[Items from an interface collection]
····················

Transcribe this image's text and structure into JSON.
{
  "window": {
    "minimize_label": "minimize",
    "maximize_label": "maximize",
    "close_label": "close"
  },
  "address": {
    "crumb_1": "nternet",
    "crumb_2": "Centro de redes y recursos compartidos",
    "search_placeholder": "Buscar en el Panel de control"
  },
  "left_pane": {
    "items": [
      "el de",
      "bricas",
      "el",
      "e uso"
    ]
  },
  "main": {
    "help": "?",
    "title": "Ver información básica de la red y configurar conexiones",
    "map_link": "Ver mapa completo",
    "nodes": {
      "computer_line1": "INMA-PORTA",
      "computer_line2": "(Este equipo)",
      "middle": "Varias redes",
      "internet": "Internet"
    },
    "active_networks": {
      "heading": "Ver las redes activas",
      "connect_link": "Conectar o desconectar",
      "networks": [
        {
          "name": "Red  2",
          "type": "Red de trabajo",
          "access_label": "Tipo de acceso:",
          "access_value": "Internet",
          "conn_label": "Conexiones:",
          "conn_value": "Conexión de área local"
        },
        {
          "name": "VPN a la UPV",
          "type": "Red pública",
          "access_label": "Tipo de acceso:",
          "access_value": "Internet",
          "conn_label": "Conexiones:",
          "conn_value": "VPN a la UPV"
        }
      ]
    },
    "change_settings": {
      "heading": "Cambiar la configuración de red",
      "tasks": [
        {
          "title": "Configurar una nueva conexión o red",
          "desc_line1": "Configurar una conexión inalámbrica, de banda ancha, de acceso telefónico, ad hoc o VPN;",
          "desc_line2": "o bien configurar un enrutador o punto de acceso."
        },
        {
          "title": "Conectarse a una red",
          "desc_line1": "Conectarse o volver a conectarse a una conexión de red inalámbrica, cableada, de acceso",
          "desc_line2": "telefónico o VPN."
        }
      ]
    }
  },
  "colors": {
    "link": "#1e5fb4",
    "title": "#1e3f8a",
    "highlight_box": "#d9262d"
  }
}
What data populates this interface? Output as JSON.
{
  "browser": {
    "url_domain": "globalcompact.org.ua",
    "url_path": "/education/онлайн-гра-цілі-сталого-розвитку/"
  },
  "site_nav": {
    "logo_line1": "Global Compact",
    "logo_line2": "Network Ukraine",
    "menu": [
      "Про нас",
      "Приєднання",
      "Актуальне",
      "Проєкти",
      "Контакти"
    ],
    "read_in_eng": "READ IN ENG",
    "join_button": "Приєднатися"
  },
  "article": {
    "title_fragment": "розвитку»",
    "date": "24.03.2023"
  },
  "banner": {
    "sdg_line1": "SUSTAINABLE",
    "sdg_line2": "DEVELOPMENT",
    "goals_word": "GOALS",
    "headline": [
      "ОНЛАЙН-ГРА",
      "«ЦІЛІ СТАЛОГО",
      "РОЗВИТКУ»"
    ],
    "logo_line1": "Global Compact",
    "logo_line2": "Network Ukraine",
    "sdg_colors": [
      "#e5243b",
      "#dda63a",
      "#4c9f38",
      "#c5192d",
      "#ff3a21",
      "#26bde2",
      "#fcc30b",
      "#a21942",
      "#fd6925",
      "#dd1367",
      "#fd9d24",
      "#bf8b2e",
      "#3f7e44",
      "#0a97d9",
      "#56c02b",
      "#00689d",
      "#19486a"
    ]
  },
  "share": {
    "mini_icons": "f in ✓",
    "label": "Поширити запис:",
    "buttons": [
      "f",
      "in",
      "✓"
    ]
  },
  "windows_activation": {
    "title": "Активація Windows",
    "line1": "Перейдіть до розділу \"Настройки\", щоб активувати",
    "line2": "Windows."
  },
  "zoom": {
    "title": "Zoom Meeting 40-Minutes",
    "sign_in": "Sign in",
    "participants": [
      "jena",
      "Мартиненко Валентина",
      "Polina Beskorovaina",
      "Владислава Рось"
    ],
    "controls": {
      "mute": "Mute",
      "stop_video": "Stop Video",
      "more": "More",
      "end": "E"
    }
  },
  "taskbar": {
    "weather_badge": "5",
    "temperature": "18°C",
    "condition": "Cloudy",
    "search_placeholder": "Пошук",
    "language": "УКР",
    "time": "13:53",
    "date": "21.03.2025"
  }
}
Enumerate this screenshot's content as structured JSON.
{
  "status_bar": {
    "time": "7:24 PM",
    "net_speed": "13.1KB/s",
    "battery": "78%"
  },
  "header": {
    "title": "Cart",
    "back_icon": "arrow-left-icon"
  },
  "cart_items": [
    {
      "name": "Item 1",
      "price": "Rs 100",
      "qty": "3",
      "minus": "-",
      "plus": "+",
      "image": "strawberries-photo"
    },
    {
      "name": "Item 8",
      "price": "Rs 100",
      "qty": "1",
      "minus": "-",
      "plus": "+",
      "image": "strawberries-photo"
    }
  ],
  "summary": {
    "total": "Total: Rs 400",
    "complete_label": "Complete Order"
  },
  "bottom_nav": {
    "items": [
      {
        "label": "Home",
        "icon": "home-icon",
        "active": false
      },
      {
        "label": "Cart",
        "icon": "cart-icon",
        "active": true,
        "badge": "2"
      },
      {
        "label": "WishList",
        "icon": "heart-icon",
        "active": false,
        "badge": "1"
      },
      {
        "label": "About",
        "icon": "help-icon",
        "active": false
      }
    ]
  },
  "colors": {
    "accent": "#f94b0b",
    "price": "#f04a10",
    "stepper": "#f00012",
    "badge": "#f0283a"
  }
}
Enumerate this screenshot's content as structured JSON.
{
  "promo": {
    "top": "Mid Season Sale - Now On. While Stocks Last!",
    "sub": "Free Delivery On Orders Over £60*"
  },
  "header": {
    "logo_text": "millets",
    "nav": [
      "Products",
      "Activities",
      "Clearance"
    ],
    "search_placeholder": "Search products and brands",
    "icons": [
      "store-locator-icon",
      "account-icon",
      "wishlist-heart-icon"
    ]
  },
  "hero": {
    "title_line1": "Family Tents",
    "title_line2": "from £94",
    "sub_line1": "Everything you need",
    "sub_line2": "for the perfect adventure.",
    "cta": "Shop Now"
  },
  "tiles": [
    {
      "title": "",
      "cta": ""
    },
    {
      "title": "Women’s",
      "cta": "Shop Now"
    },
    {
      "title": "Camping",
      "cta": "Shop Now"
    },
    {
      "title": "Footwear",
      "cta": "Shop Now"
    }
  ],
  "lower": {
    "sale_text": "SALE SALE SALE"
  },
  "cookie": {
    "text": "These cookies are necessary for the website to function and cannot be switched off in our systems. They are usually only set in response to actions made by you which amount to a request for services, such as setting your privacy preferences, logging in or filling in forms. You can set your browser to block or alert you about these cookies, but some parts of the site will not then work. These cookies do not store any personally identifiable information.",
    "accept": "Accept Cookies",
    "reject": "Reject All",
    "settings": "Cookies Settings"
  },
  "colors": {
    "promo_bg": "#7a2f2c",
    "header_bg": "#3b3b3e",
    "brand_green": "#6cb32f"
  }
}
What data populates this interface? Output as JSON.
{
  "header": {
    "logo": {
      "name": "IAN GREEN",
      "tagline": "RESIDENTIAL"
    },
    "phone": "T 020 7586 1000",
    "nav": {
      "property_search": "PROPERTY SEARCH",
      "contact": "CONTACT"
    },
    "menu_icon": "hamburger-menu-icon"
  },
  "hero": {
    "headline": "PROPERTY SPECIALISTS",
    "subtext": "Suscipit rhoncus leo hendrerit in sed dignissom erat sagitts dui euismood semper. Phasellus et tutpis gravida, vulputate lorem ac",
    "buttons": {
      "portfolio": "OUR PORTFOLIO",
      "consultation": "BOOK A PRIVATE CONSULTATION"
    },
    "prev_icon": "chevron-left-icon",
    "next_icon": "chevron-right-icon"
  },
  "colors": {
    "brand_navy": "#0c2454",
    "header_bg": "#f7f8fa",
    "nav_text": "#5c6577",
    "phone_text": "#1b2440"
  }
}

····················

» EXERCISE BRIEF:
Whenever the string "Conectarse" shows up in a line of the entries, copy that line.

» RESPONSE AREA:
          "title": "Conectarse a una red",
          "desc_line1": "Conectarse o volver a conectarse a una conexión de red inalámbrica, cableada, de acceso",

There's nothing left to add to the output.